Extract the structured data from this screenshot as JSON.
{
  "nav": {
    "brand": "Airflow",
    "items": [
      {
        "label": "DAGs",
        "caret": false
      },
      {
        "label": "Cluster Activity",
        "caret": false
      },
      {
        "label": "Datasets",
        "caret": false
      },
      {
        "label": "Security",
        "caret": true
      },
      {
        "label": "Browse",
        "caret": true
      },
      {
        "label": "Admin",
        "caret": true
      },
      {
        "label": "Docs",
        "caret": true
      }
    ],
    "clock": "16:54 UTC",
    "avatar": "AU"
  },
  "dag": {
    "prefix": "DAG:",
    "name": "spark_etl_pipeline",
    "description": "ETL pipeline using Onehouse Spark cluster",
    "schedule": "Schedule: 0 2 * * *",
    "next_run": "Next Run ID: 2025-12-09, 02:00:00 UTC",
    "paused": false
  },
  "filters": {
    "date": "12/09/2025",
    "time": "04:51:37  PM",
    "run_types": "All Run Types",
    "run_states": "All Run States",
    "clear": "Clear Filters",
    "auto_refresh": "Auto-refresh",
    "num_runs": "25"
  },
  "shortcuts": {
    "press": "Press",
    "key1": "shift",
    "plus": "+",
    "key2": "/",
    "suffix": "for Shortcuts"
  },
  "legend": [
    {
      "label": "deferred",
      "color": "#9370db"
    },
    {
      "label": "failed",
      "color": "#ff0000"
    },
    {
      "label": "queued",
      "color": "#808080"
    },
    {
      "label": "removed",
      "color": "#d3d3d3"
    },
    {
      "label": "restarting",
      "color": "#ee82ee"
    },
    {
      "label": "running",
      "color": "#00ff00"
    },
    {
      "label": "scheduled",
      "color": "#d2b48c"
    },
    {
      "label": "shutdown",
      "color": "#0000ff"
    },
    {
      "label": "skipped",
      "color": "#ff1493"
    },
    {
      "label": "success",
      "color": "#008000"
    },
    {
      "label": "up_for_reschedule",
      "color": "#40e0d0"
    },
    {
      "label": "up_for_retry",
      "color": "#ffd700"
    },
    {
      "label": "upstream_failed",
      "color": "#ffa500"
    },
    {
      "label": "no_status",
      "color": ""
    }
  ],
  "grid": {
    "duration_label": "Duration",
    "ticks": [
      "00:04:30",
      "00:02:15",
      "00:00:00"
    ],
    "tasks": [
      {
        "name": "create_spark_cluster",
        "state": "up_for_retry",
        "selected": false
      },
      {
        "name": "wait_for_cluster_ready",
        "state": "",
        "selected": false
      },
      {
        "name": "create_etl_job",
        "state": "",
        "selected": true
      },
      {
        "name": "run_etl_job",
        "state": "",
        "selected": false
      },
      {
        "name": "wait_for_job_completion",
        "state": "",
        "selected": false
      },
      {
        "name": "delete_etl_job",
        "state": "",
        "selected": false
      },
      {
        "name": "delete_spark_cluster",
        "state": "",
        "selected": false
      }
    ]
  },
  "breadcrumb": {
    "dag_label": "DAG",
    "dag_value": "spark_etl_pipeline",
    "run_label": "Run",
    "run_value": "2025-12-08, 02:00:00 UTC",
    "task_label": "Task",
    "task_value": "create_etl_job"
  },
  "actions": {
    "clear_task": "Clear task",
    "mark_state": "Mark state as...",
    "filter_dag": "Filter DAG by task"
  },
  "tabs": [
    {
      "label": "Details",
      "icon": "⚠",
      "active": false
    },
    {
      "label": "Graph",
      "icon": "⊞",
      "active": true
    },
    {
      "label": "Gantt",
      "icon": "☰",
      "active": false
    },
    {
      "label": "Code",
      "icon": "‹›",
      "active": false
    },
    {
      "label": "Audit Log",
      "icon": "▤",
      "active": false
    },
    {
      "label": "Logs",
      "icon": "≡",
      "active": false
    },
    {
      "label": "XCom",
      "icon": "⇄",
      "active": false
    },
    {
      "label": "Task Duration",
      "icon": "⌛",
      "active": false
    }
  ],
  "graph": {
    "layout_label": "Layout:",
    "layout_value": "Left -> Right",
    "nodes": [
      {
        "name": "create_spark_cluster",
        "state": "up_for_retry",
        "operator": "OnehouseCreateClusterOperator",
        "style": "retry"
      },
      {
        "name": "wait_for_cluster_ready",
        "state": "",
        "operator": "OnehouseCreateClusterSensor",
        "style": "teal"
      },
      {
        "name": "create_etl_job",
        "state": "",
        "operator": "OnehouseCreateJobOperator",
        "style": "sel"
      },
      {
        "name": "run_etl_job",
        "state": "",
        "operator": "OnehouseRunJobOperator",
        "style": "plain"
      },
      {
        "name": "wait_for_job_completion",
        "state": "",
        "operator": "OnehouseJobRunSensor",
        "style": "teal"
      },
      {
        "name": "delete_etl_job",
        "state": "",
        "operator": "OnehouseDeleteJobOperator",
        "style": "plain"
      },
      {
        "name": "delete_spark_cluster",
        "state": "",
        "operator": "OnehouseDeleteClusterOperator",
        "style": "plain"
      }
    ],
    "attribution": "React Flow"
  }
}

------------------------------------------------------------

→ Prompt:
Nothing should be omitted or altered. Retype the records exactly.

→ Finished exercise:
Extract the structured data from this screenshot as JSON.
{
  "nav": {
    "brand": "Airflow",
    "items": [
      {
        "label": "DAGs",
        "caret": false
      },
      {
        "label": "Cluster Activity",
        "caret": false
      },
      {
        "label": "Datasets",
        "caret": false
      },
      {
        "label": "Security",
        "caret": true
      },
      {
        "label": "Browse",
        "caret": true
      },
      {
        "label": "Admin",
        "caret": true
      },
      {
        "label": "Docs",
        "caret": true
      }
    ],
    "clock": "16:54 UTC",
    "avatar": "AU"
  },
  "dag": {
    "prefix": "DAG:",
    "name": "spark_etl_pipeline",
    "description": "ETL pipeline using Onehouse Spark cluster",
    "schedule": "Schedule: 0 2 * * *",
    "next_run": "Next Run ID: 2025-12-09, 02:00:00 UTC",
    "paused": false
  },
  "filters": {
    "date": "12/09/2025",
    "time": "04:51:37  PM",
    "run_types": "All Run Types",
    "run_states": "All Run States",
    "clear": "Clear Filters",
    "auto_refresh": "Auto-refresh",
    "num_runs": "25"
  },
  "shortcuts": {
    "press": "Press",
    "key1": "shift",
    "plus": "+",
    "key2": "/",
    "suffix": "for Shortcuts"
  },
  "legend": [
    {
      "label": "deferred",
      "color": "#9370db"
    },
    {
      "label": "failed",
      "color": "#ff0000"
    },
    {
      "label": "queued",
      "color": "#808080"
    },
    {
      "label": "removed",
      "color": "#d3d3d3"
    },
    {
      "label": "restarting",
      "color": "#ee82ee"
    },
    {
      "label": "running",
      "color": "#00ff00"
    },
    {
      "label": "scheduled",
      "color": "#d2b48c"
    },
    {
      "label": "shutdown",
      "color": "#0000ff"
    },
    {
      "label": "skipped",
      "color": "#ff1493"
    },
    {
      "label": "success",
      "color": "#008000"
    },
    {
      "label": "up_for_reschedule",
      "color": "#40e0d0"
    },
    {
      "label": "up_for_retry",
      "color": "#ffd700"
    },
    {
      "label": "upstream_failed",
      "color": "#ffa500"
    },
    {
      "label": "no_status",
      "color": ""
    }
  ],
  "grid": {
    "duration_label": "Duration",
    "ticks": [
      "00:04:30",
      "00:02:15",
      "00:00:00"
    ],
    "tasks": [
      {
        "name": "create_spark_cluster",
        "state": "up_for_retry",
        "selected": false
      },
      {
        "name": "wait_for_cluster_ready",
        "state": "",
        "selected": false
      },
      {
        "name": "create_etl_job",
        "state": "",
        "selected": true
      },
      {
        "name": "run_etl_job",
        "state": "",
        "selected": false
      },
      {
        "name": "wait_for_job_completion",
        "state": "",
        "selected": false
      },
      {
        "name": "delete_etl_job",
        "state": "",
        "selected": false
      },
      {
        "name": "delete_spark_cluster",
        "state": "",
        "selected": false
      }
    ]
  },
  "breadcrumb": {
    "dag_label": "DAG",
    "dag_value": "spark_etl_pipeline",
    "run_label": "Run",
    "run_value": "2025-12-08, 02:00:00 UTC",
    "task_label": "Task",
    "task_value": "create_etl_job"
  },
  "actions": {
    "clear_task": "Clear task",
    "mark_state": "Mark state as...",
    "filter_dag": "Filter DAG by task"
  },
  "tabs": [
    {
      "label": "Details",
      "icon": "⚠",
      "active": false
    },
    {
      "label": "Graph",
      "icon": "⊞",
      "active": true
    },
    {
      "label": "Gantt",
      "icon": "☰",
      "active": false
    },
    {
      "label": "Code",
      "icon": "‹›",
      "active": false
    },
    {
      "label": "Audit Log",
      "icon": "▤",
      "active": false
    },
    {
      "label": "Logs",
      "icon": "≡",
      "active": false
    },
    {
      "label": "XCom",
      "icon": "⇄",
      "active": false
    },
    {
      "label": "Task Duration",
      "icon": "⌛",
      "active": false
    }
  ],
  "graph": {
    "layout_label": "Layout:",
    "layout_value": "Left -> Right",
    "nodes": [
      {
        "name": "create_spark_cluster",
        "state": "up_for_retry",
        "operator": "OnehouseCreateClusterOperator",
        "style": "retry"
      },
      {
        "name": "wait_for_cluster_ready",
        "state": "",
        "operator": "OnehouseCreateClusterSensor",
        "style": "teal"
      },
      {
        "name": "create_etl_job",
        "state": "",
        "operator": "OnehouseCreateJobOperator",
        "style": "sel"
      },
      {
        "name": "run_etl_job",
        "state": "",
        "operator": "OnehouseRunJobOperator",
        "style": "plain"
      },
      {
        "name": "wait_for_job_completion",
        "state": "",
        "operator": "OnehouseJobRunSensor",
        "style": "teal"
      },
      {
        "name": "delete_etl_job",
        "state": "",
        "operator": "OnehouseDeleteJobOperator",
        "style": "plain"
      },
      {
        "name": "delete_spark_cluster",
        "state": "",
        "operator": "OnehouseDeleteClusterOperator",
        "style": "plain"
      }
    ],
    "attribution": "React Flow"
  }
}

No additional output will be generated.